This ‘Zen’ of website development will hopefully lead you towards a purer look on your site. Then ask your self some of Kant’s questions:

  1. What can I know?
  2. What shall I do?
  3. What can we hope for?

Look at these questions from the perspective of one of the visitors of your site!

Translated to that perspective the questions sound like:

  1. What’s that site all about?
  2. What can I do with this site and how is it done?
  3. How will this site help me?

Again look at the fundamentals (the pure text) of your site and find out, whether you answer those questions of your visitors.

When you are focused on the pure essence of your site and you are sure that every visitor will be able to handle your site – then again it is time to add sugar and think about graphics, visual appearance and beauty.

I do not suggest to to have a ugly looking site, instead I suggest to have a good site full of content –  that just looks fine. Make use of the design paradigm  used to do in other parts of the real world —
‘Form follows function’.

  1. Have to have a clear vision of what your site is all about.
  2. Plan how your users shall make use of your site in every detail.
  3. Build your site and make it look appealing.
  4. Make people use your site.
  5. Measure success and failure.
  6. Learn from your measurements.
  7. Start again at 1. and keep on iterating. (hopefully for ever)

In my next post, I will go into details on accessibility.

The KISSS paradigm

Keep it simple small and stupid

This means make your shop do one thing and make it well. This means make it sell do not try to make it do any thing else. (stupidity paradigm)

Don’t try to sell everything possible good you can think of! Amazon already does. Nobody wants your shop to be Amazon number two. Instead be ‘YourShop’ number one! Focus on your special audience, give good recommendations. Take care of your customers. This again sounds simple – ‘yes’ it is the online version of a small highly special real world shop.
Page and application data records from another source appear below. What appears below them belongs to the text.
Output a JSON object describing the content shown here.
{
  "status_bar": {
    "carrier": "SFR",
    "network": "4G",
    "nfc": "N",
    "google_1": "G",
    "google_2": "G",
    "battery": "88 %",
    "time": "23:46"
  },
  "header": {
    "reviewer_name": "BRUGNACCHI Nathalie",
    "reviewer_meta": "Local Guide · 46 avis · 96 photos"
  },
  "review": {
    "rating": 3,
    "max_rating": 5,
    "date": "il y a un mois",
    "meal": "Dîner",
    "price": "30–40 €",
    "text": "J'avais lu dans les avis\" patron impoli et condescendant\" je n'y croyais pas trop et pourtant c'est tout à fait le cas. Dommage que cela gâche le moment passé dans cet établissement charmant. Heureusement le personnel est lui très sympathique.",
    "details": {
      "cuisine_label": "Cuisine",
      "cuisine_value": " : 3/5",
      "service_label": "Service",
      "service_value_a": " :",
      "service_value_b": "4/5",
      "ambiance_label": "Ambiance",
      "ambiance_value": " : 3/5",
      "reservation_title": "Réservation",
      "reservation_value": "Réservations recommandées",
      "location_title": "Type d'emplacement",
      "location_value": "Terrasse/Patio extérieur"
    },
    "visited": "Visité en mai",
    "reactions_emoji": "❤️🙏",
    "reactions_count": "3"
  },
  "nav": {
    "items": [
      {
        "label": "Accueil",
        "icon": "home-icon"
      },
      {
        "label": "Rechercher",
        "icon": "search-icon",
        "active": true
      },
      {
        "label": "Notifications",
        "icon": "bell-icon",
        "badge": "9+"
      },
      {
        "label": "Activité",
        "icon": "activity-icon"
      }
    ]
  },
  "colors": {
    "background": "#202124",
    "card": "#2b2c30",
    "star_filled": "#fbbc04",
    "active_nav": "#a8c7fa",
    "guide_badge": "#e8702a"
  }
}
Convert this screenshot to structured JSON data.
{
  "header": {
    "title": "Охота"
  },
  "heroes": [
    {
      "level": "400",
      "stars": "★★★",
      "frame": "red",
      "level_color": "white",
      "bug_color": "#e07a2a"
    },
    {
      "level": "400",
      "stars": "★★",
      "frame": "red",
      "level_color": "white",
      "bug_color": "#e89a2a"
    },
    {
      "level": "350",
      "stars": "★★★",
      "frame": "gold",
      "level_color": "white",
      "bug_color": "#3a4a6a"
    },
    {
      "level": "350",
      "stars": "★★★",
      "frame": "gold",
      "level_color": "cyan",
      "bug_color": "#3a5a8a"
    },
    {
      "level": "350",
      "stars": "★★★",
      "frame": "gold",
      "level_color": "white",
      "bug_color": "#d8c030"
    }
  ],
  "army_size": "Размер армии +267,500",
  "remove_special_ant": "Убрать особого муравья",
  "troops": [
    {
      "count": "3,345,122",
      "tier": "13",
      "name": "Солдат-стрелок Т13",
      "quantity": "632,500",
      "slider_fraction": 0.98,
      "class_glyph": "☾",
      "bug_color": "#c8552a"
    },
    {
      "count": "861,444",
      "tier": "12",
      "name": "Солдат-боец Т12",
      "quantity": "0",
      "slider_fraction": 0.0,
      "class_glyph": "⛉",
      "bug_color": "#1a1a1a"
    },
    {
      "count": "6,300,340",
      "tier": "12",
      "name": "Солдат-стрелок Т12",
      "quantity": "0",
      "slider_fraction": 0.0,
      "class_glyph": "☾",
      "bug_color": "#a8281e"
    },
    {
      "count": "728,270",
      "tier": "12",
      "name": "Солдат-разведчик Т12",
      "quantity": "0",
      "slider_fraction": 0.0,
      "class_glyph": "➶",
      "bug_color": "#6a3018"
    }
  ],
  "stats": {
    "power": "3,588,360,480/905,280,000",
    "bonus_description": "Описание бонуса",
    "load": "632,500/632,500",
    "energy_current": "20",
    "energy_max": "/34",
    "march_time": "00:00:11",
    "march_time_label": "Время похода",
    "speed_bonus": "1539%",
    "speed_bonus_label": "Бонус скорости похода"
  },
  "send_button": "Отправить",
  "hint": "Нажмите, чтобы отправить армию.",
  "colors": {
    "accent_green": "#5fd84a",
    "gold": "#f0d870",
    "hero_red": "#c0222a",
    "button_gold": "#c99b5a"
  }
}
But – it maybe surprising – the online world is part of a real world. (small)

To keep it simple is maybe the hardest of the three ‘s’. I think there will be a number of following posts that will take care of this paradigm.

Additionally we will have to ask ourselves: ‘What is simple?’, ‘What do my users expect?’, ‘What will statutory requirement say?’

I will try to answer those questions in the my next posts.

After spending a few words on hardware an OS, I will go back and talk about shops.

My recent postings were quiet general statements like ‘try to make a good first impression’, ‘do not bug your users’, ‘don’t surprise your users’.

You can not overestimate the importance of these simple ‘rules’ and you can not overestimate the number of times that ecommerce managers don’t follow these rules. Maybe they are too busy or or simply agnostic of these simple facts.

Know your shop and know your audience

Like every (realworld) shop owner, you should know what you sell and who your customers are.
Ask your self some simple questions:

  • Who are my users?
  • How much can I sell to them?
  • What problem will I solve for my users?
  • Why will they buy in my shop and not in any other shop?

Write down the answers and later come back and check if your estimates are right.
Check whether your shop is like the shop you want.
Check if you sell the products that your audience needs.

Yes this sounds trivial … but it is not. This is an ongoing task.
Times change, and we have to change with them